:: AVAILABLE DATA ::
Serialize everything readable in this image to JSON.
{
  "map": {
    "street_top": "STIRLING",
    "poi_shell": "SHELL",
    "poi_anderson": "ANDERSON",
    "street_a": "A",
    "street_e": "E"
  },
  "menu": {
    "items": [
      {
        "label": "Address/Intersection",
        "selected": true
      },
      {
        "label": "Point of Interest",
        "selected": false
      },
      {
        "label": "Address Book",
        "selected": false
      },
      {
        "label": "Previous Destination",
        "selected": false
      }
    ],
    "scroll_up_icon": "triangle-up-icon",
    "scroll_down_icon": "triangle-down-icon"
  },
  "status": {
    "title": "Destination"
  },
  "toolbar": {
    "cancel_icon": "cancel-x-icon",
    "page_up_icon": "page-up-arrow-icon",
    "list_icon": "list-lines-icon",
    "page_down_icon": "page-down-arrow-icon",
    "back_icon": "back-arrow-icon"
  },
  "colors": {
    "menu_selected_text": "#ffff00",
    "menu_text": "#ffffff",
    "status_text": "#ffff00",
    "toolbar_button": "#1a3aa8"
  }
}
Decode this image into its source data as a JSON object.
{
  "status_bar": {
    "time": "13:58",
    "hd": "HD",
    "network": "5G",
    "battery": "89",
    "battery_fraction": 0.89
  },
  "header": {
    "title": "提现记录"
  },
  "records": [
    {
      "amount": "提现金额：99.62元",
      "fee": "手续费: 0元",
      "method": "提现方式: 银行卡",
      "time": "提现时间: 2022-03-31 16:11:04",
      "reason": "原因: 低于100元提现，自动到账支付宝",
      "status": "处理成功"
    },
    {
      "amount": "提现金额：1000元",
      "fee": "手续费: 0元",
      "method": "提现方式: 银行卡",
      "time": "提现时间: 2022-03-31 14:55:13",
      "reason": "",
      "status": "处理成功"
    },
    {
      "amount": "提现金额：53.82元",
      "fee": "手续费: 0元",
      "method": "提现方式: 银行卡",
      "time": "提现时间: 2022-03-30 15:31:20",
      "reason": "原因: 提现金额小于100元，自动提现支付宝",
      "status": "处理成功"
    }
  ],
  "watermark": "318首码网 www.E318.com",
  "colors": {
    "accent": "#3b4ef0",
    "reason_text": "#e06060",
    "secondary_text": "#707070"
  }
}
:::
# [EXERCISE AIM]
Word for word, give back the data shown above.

# [REPLY TO THE TASK]
Serialize everything readable in this image to JSON.
{
  "map": {
    "street_top": "STIRLING",
    "poi_shell": "SHELL",
    "poi_anderson": "ANDERSON",
    "street_a": "A",
    "street_e": "E"
  },
  "menu": {
    "items": [
      {
        "label": "Address/Intersection",
        "selected": true
      },
      {
        "label": "Point of Interest",
        "selected": false
      },
      {
        "label": "Address Book",
        "selected": false
      },
      {
        "label": "Previous Destination",
        "selected": false
      }
    ],
    "scroll_up_icon": "triangle-up-icon",
    "scroll_down_icon": "triangle-down-icon"
  },
  "status": {
    "title": "Destination"
  },
  "toolbar": {
    "cancel_icon": "cancel-x-icon",
    "page_up_icon": "page-up-arrow-icon",
    "list_icon": "list-lines-icon",
    "page_down_icon": "page-down-arrow-icon",
    "back_icon": "back-arrow-icon"
  },
  "colors": {
    "menu_selected_text": "#ffff00",
    "menu_text": "#ffffff",
    "status_text": "#ffff00",
    "toolbar_button": "#1a3aa8"
  }
}
Decode this image into its source data as a JSON object.
{
  "status_bar": {
    "time": "13:58",
    "hd": "HD",
    "network": "5G",
    "battery": "89",
    "battery_fraction": 0.89
  },
  "header": {
    "title": "提现记录"
  },
  "records": [
    {
      "amount": "提现金额：99.62元",
      "fee": "手续费: 0元",
      "method": "提现方式: 银行卡",
      "time": "提现时间: 2022-03-31 16:11:04",
      "reason": "原因: 低于100元提现，自动到账支付宝",
      "status": "处理成功"
    },
    {
      "amount": "提现金额：1000元",
      "fee": "手续费: 0元",
      "method": "提现方式: 银行卡",
      "time": "提现时间: 2022-03-31 14:55:13",
      "reason": "",
      "status": "处理成功"
    },
    {
      "amount": "提现金额：53.82元",
      "fee": "手续费: 0元",
      "method": "提现方式: 银行卡",
      "time": "提现时间: 2022-03-30 15:31:20",
      "reason": "原因: 提现金额小于100元，自动提现支付宝",
      "status": "处理成功"
    }
  ],
  "watermark": "318首码网 www.E318.com",
  "colors": {
    "accent": "#3b4ef0",
    "reason_text": "#e06060",
    "secondary_text": "#707070"
  }
}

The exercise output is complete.